“This is not the first time that we have groomed Eddie and when anything has happened in the past, it has never been a problem.

“I still have Eddie’s coat in the shop and you can see it is completely matted—I was left with no other option but to take it off. Eddie is much happier without his coat on but Mrs Whyte is not.”

The Earth shook for me when I read this brilliant piece of journalism I can tell you. This is the kind of story that can blow a town like Dundee wide open. Realising the huge import of a story like this The Courier was quick to update us today,

Dog ‘do’ the right thing to do—SSPCA

A DUNDEE animal parlour’s decision to cut short a dog’s hair was vindicated by the SSPCA last night.

An officer from the Scottish Society for the Prevention of Cruelty to Animals visited Family Friends Grooming Parlour in Albert Street after a complaint by dog owner Fiona Whyte was reported in The Courier.

Fiona had taken her six-year-old Lhasa Apso to the parlour to get its long coat trimmed and was not happy that her dog’s hair appeared to have been shaved all over.

Parlour manager Irene Cunningham again defended her decision to cut the hair so short, saying last night they had “no other option because the dog’s coat was so matted.”

Irene called the SSPCA to show them the matted hair and prove she was right to have trimmed it so short.

An SSPCA spokeswoman said last night, “One of our investigators visited the parlour this morning to look at the cut hair and although it is not a major problem he will be talking with the owner. Although the upper coat of a Lhasa Apso can appear shiny and groomed, the undercoat can be difficult to maintain.

“The groomer was left with no option but to take the hair that short. Cutting a dog’s hair down to that level means it is easier to maintain and groom. Now the dog’s hair is smart and suitable for summer.

“Hopefully this situation will be resolved between the parlour owner and the dog owner.”

The spokeswoman emphasised the importance for owners to maintain their dog’s coat, both as a method of bonding but also for ensuring they are carrying out regular health checks on their pet.
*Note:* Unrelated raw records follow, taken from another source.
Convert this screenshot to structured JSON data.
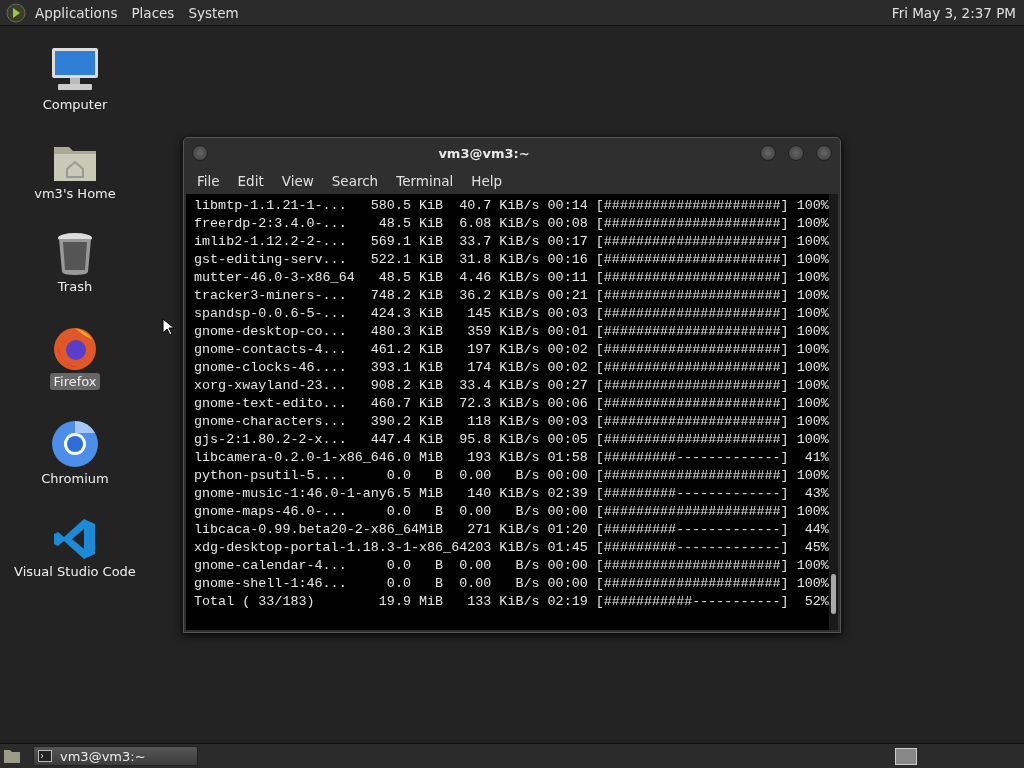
{
  "top_panel": {
    "menus": [
      "Applications",
      "Places",
      "System"
    ],
    "clock": "Fri May 3, 2:37 PM"
  },
  "desktop_icons": [
    {
      "kind": "computer",
      "label": "Computer",
      "selected": false
    },
    {
      "kind": "home",
      "label": "vm3's Home",
      "selected": false
    },
    {
      "kind": "trash",
      "label": "Trash",
      "selected": false
    },
    {
      "kind": "firefox",
      "label": "Firefox",
      "selected": true
    },
    {
      "kind": "chromium",
      "label": "Chromium",
      "selected": false
    },
    {
      "kind": "vscode",
      "label": "Visual Studio Code",
      "selected": false
    }
  ],
  "terminal": {
    "title": "vm3@vm3:~",
    "menus": [
      "File",
      "Edit",
      "View",
      "Search",
      "Terminal",
      "Help"
    ],
    "lines": [
      "libmtp-1.1.21-1-...   580.5 KiB  40.7 KiB/s 00:14 [######################] 100%",
      "freerdp-2:3.4.0-...    48.5 KiB  6.08 KiB/s 00:08 [######################] 100%",
      "imlib2-1.12.2-2-...   569.1 KiB  33.7 KiB/s 00:17 [######################] 100%",
      "gst-editing-serv...   522.1 KiB  31.8 KiB/s 00:16 [######################] 100%",
      "mutter-46.0-3-x86_64   48.5 KiB  4.46 KiB/s 00:11 [######################] 100%",
      "tracker3-miners-...   748.2 KiB  36.2 KiB/s 00:21 [######################] 100%",
      "spandsp-0.0.6-5-...   424.3 KiB   145 KiB/s 00:03 [######################] 100%",
      "gnome-desktop-co...   480.3 KiB   359 KiB/s 00:01 [######################] 100%",
      "gnome-contacts-4...   461.2 KiB   197 KiB/s 00:02 [######################] 100%",
      "gnome-clocks-46....   393.1 KiB   174 KiB/s 00:02 [######################] 100%",
      "xorg-xwayland-23...   908.2 KiB  33.4 KiB/s 00:27 [######################] 100%",
      "gnome-text-edito...   460.7 KiB  72.3 KiB/s 00:06 [######################] 100%",
      "gnome-characters...   390.2 KiB   118 KiB/s 00:03 [######################] 100%",
      "gjs-2:1.80.2-2-x...   447.4 KiB  95.8 KiB/s 00:05 [######################] 100%",
      "libcamera-0.2.0-1-x86_646.0 MiB   193 KiB/s 01:58 [#########-------------]  41%",
      "python-psutil-5....     0.0   B  0.00   B/s 00:00 [######################] 100%",
      "gnome-music-1:46.0-1-any6.5 MiB   140 KiB/s 02:39 [#########-------------]  43%",
      "gnome-maps-46.0-...     0.0   B  0.00   B/s 00:00 [######################] 100%",
      "libcaca-0.99.beta20-2-x86_64MiB   271 KiB/s 01:20 [#########-------------]  44%",
      "xdg-desktop-portal-1.18.3-1-x86_64203 KiB/s 01:45 [#########-------------]  45%",
      "gnome-calendar-4...     0.0   B  0.00   B/s 00:00 [######################] 100%",
      "gnome-shell-1:46...     0.0   B  0.00   B/s 00:00 [######################] 100%",
      "Total ( 33/183)        19.9 MiB   133 KiB/s 02:19 [###########-----------]  52%"
    ]
  },
  "taskbar": {
    "tasks": [
      {
        "label": "vm3@vm3:~",
        "selected": true
      }
    ]
  }
}
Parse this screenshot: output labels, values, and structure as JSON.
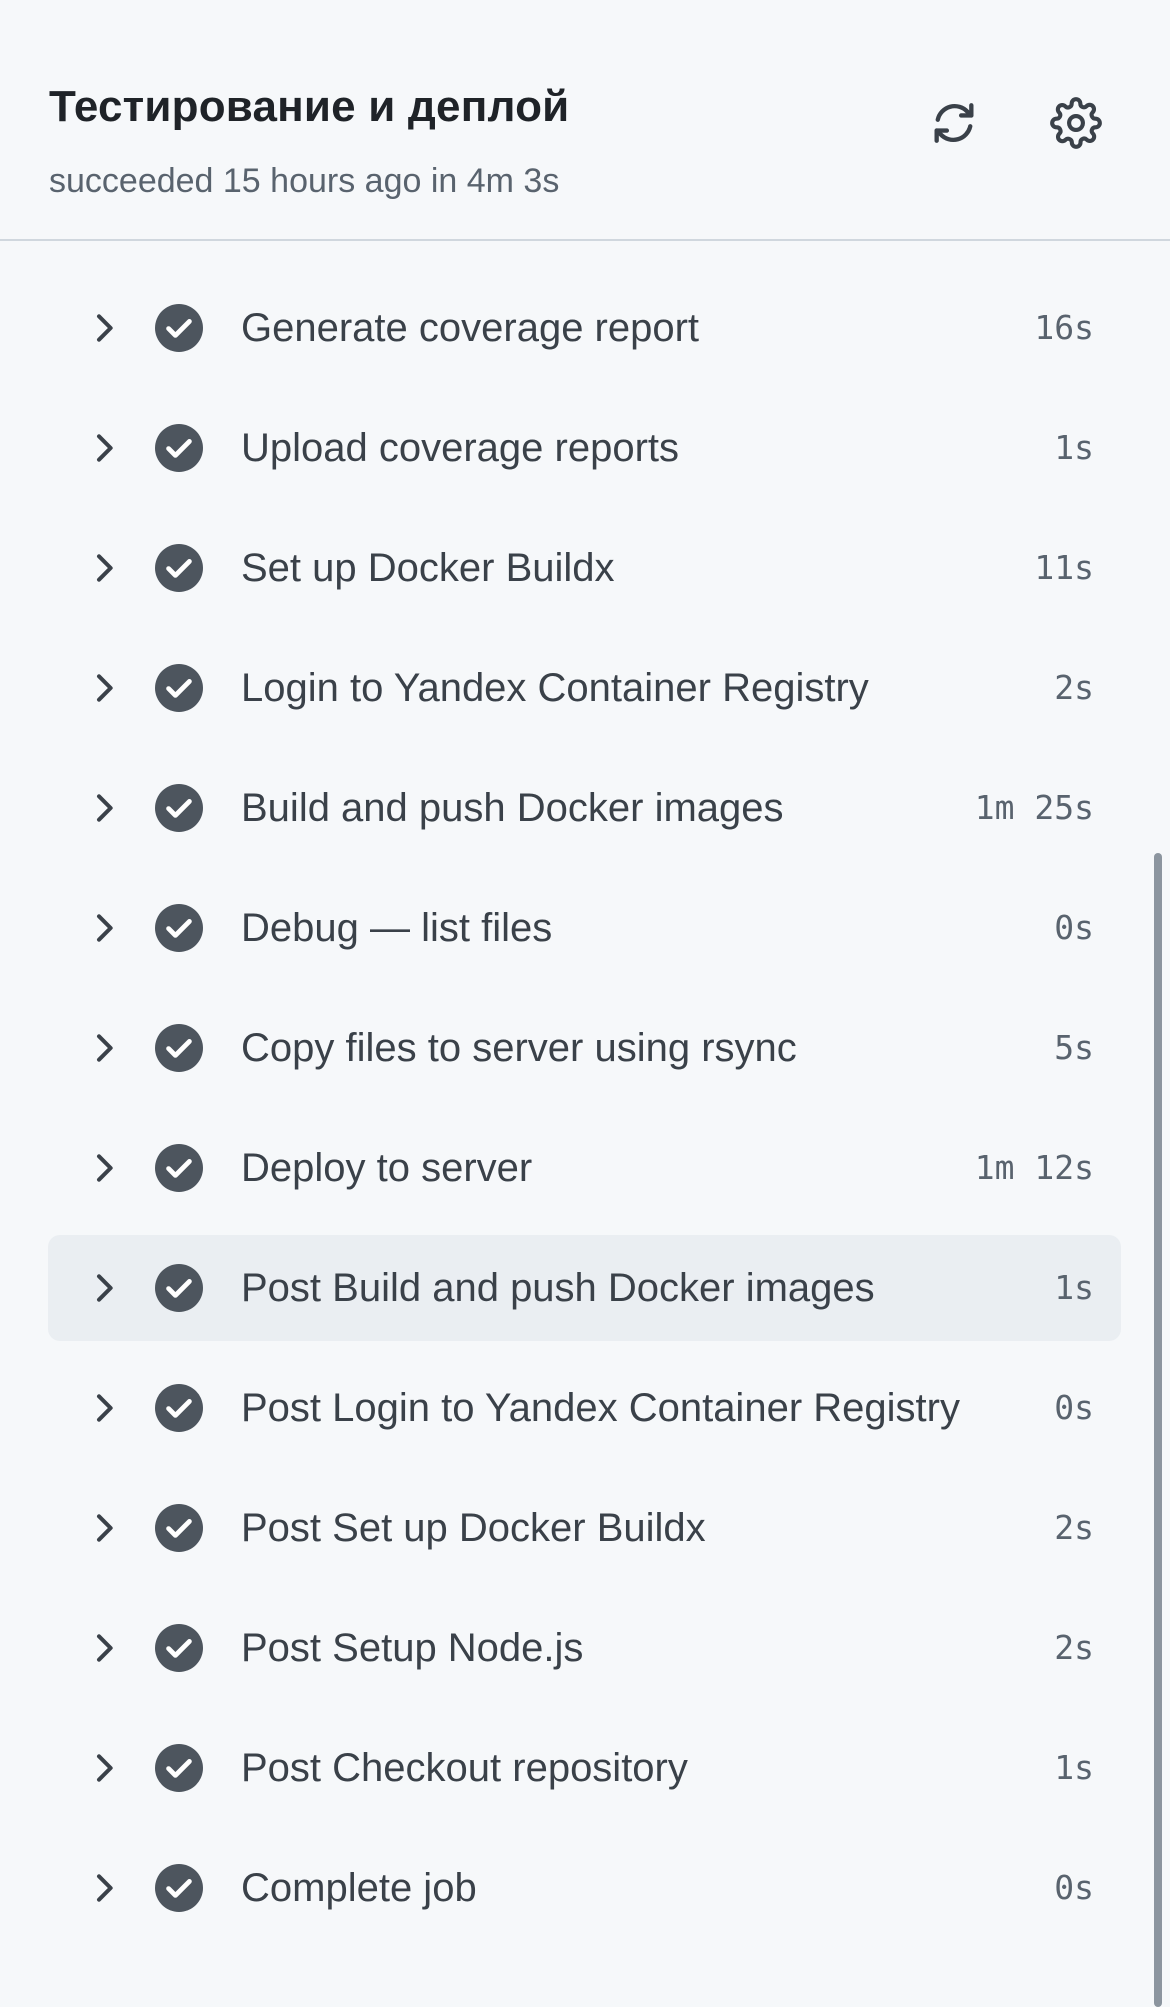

“Every dog needs to be groomed,” she added.

“A matted coat is trouble for a dog... we have seen a case in the past where a dog owner was taken to court—their Lhasa Apso had not been groomed for a year and when the vet examined the dog its leg fell off because the matted hair had cut off the blood supply.”

Nothing really surprising in the meat of the story, the woman was clearly negligent and a bit of a nutter, but it's the last quote that really gets me. The SSPCA is telling us that if we don't groom our pets properly bits of them might spontaneously fall off! I don't want to be overly suspicious but I am left wondering if perhaps the vet was examining the poor animal with some sort of sharp instrument when this happened, a chainsaw perhaps. If this is true though I worry for all my beardy friends out there. Be sure and groom your facewarmer properly kids or you might wake up one morning without a head!

No comments: